Our cruising area was the SE coast, which is in an area known as the Skagerack. It is made up of thousand of Islands, countless isolated rocks and many deep fiords and sounds. It is a popular area for sailing and holidays. I am sure there are more boats than people. Many charming small towns and villages complement the beauty of the seascape. The geography means that it is often easier to travel by boat than by car. It is boat heaven, during the summer anyway! The combination of rocks and pleasure boats may account for the 5375 shipwrecks recorded in Norway during 2005. Hopefully most of these were minor incidents.
Our cruise took us to Stavern, Kragerø, Lyngør, Tvedestrand, Arendal, Grimstad, Lillesand, and Risør. We did some interesting rock hopping navigation through some very narrow but very deep inshore channels. These passages gave some beautiful views of the Norwegian coast and countryside and access to small hamlets tucked away in virtually rock pools. On the chart some of these passages seemed impassable but local knowledge saw us through and took us to some amazing places.
A social highlight for some crewmembers was our stop at Arendal (Wasn’t this mentioned in Lord of the Rings?). Our visit coincided with a Harley Davidson convention. There were almost as many as Harleys as there were boats and that is saying something in this part of the World. The small town was awash with bikers and live music, all clustered around the small harbour; a great atmosphere and contrast to the normally quiet towns along this coast. Norwegians certainly know how to enjoy themselves.
For others the visit to Grimstad, home to the famous Norwegian playwright Ibsen, was a highlight. Whilst drinking in the Café Ibsen a striking resemblance between a crewmember and the great man was alleged?

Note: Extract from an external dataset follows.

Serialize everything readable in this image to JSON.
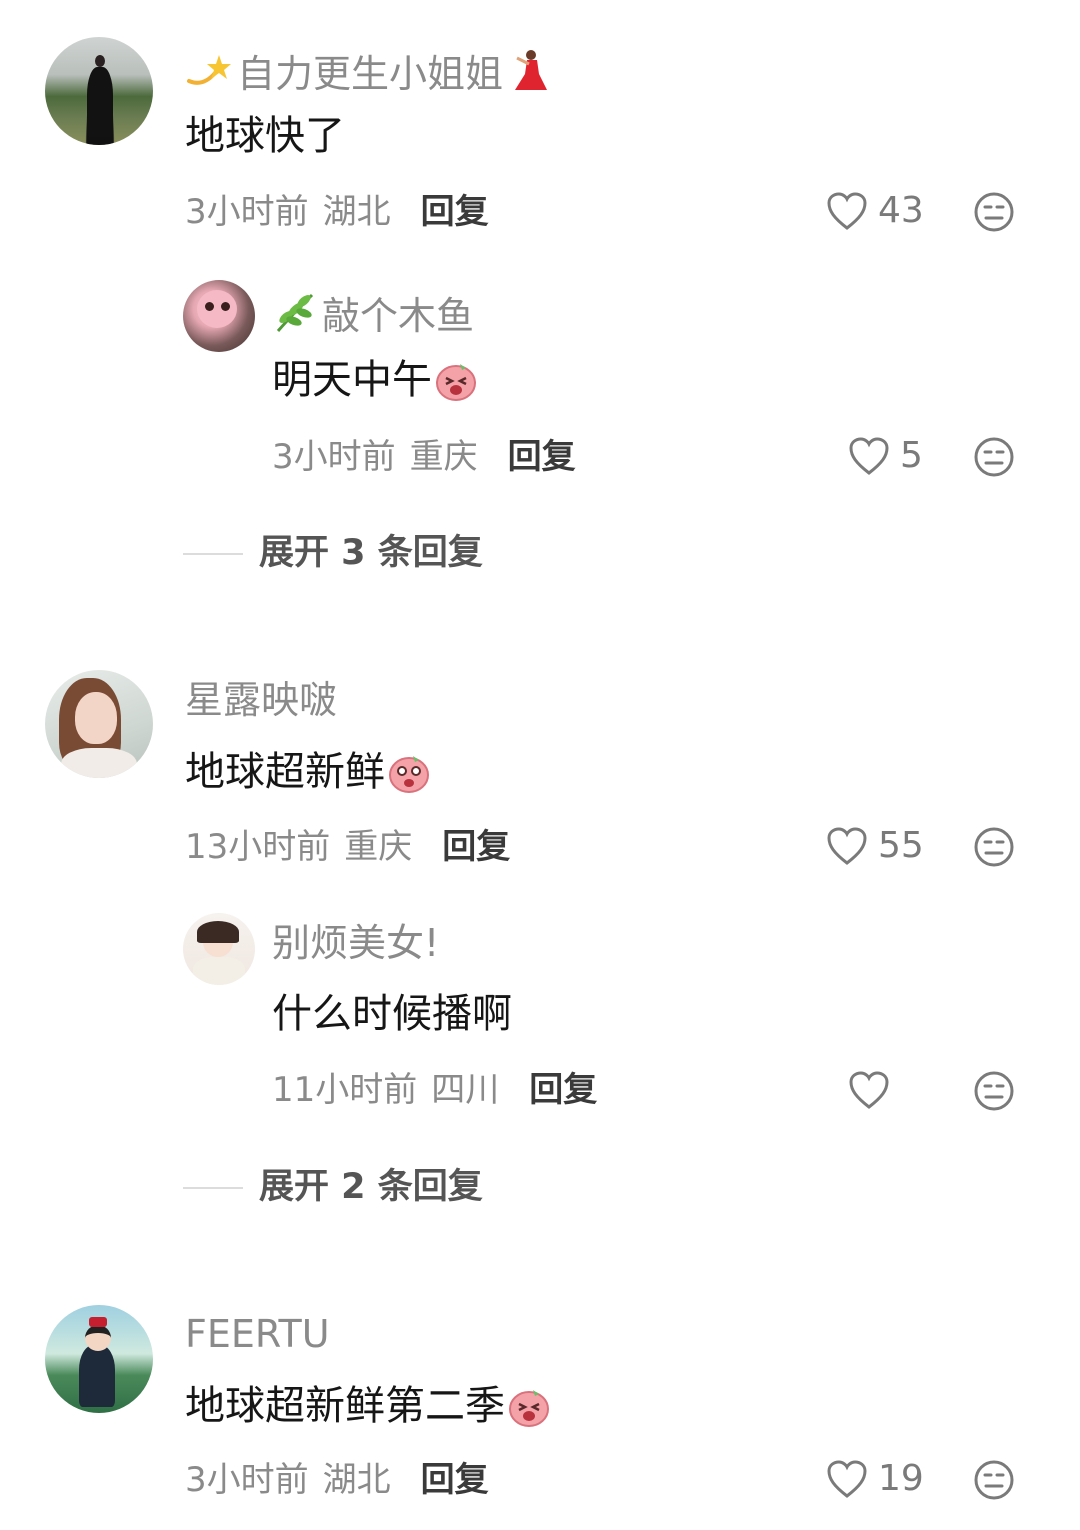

For most of the cruise winds were generally light and S’Westerly and on the nose of course. Despite its Northern latitude this coast is normally pleasantly warm in the summer but like England temperatures were down a bit this year. Towards the end of our cruise as we headed back towards Sandjeford the winds picked up giving us a really good downwind sail in F5/6. We stormed into Stavern for an over night stop with wind still increasing and visibility decreasing. We were followed in by some yachts which were abandoning an off shore yacht race due to the high winds and huge seas which soon build up in this area. After doubling all the mooring lines we weathered the worst of the storm in a local restaurant and celebrated what was to become the last night of our cruise.
The next day sea conditions made it unwise to attempt even the short offshore passage back to Sandjeford, so it was agreed with the owner to leave “Trans Ocean Express” in Stavern which made for a slightly longer road journey back to Torp and our flight home.
The crew were also introduced us to the delights of Norwegian cuisine. It is true that some crewmembers did not fully develop a taste for fish balls. The reindeer balls were more to my taste but surprisingly small!